Joint Urgent Appeal to Provide Protection for Refugees and Asylum Seekers in Sri Lanka
9 May 2019 4:15 pm
We, the undersigned organisations, write with concern for the safety of refugees and asylum seekers in Sri Lanka in the wake of the Easter Sunday attacks.
Over 250 people were killed, and hundreds injured in the Easter Sunday attacks on April 21, 2019. We condemn these attacks and call upon the authorities in Sri Lanka to identify and prosecute the perpetrators and take steps to prevent further attacks.
The authorities in Sri Lanka should also take steps to maintain order and prevent retaliatory vigilante actions.

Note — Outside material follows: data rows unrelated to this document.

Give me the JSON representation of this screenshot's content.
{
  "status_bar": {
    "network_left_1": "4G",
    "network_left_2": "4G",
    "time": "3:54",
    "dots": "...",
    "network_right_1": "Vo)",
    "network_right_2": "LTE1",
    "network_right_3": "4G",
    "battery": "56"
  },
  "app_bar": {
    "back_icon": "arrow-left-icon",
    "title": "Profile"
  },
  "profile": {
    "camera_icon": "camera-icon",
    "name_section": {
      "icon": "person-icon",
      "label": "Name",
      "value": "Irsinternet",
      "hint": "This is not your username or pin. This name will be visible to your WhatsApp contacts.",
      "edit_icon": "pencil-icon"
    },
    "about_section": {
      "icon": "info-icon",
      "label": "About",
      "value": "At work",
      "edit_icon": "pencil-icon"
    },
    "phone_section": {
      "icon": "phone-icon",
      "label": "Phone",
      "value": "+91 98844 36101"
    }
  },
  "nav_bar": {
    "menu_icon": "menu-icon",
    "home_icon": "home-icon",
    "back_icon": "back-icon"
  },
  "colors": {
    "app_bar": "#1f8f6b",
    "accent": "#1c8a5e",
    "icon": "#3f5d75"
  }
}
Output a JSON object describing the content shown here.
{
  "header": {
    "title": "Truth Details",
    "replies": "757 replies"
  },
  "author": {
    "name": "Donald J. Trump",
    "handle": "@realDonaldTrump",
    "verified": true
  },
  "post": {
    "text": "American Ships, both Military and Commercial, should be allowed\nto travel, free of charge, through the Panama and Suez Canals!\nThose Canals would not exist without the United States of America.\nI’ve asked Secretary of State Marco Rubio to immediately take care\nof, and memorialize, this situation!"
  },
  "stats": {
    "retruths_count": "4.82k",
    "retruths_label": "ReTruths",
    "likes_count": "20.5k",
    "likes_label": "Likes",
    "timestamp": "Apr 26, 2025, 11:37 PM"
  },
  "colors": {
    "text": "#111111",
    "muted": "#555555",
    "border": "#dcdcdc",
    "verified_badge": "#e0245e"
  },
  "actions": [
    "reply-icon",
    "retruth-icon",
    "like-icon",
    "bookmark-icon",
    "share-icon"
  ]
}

Unfortunately, refugees and asylum seekers have been unfairly targeted and displaced after the attacks, with landlords under local pressure to evict them from their homes.
Sri Lanka has a history of providing sanctuary to South Asians and others fleeing persecution in their home countries. However, after the recent attacks, out of approximately 1,600 refugees and asylum seekers currently in Sri Lanka, about 1,200 people from Pakistan and Afghanistan, most of them identified as Muslims, have fled their homes due to the fear, threats and intimidation they experienced in their neighbourhoods. Additionally, refugees and asylum seekers from Iran also fear for their safety. There are also several Christians that have been displaced.
Some refugees and asylum seekers from Pakistan and Afghanistan have also experienced property damage, mob violence and threats.
Those who have fled their homes have, at present, found temporary shelter and protection with Sri Lankan law enforcement authorities and religious places of worship. We recognise and welcome these gestures to share spiritual and professional spaces in order to provide protection in times of crisis. Their future at these shelters however, is extremely insecure as they are not only at risk of being turned out of these spaces, they may be at risk of deportation.
The refugees and asylum seekers at risk include members from the Ahmadi and Christian communities from Pakistan, Shi’a Hazaras from Afghanistan, and refugees from Iran who fled religious ethnic and political persecution in their countries. Sri Lanka has provided refuge and hosted these communities while their cases are processed by the United Nations High Commissioner for Refugees (UNHCR).
Some others have had their claims rejected and there is concern that Sri Lanka may want to send them back. There is intense anti-Ahmadiyya violence and discriminatory laws in Pakistan, often exacerbated by the government’s pandering to groups using inflammatory language against the Ahmadis.
In these circumstances we appeal to the government of Sri Lanka to:
- Ensure that refugees and asylum seekers are not deported or otherwise forced to return to their countries of origin or any other place where their lives or freedoms would be at risk, which would represent a violation of the international legal principle of non-refoulement;
- Deploy adequate law enforcement officers to ensure the protection and security of vulnerable refugees and asylum seekers, especially those who are now displaced, and provide basic humanitarian assistance including food, water, shelter, sanitation, and other social services in line with the minimum core content of their economic, social and cultural rights;
- Urgently relocate the refugees sheltering in a police station and places of worship to appropriate locations with adequate sanitation, sleeping space, and security. Work with UNHCR to ensure the welfare of the many small children among the refugees;
- Seek UNHCR assistance in managing settlements so that they are not de facto detention camps and make efforts to ensure their safety;
Clarify publicly that any attacks on these vulnerable groups will not be tolerated, and reiterate that these attacks will be investigated with the view of bringing perpetrators to justice;
- Work with third countries who have already agreed to resettle some of the refugees to urgently expedite the settlement process.
We call upon the UNHCR to support the government in ensuring refugee protections.
Asian Forum for Human Rights and Development (FORUM-ASIA);
Freedom from Torture;
Human Rights Watch;
International Commission of Jurists;
International Human Rights Committee;
International Movement Against All Forms of Discrimination and Racism (IMADR);
Minority Rights Group;
South Asians for Human Rights (SAHR);
Sri Lanka Advocacy in Germany;
The All Survivors Project;
The International Working Group on Sri Lanka;
The Sri Lanka Campaign, UK;
The US Counsel on Sri Lanka.
Bob Rae, Professor, Munk School, University of Toronto, Senior Counsel, OKT LLP Law Firm, Toronto, Canada
Jennifer M. Green, Associate Professor, Human Rights Clinic, University of Minnesota Law School, USA
Judith Large, Senior Research Fellow, The Conflict Analysis Research Centre, University of Kent, Canterbury, UK
Malcolm Rodgers, Former Head of International Affairs, the British Refugee Council, UK
Mytili Bala, Former Robert L. Bernstein International Human Rights Fellow, USA
For a PDF version of this statement, please click here.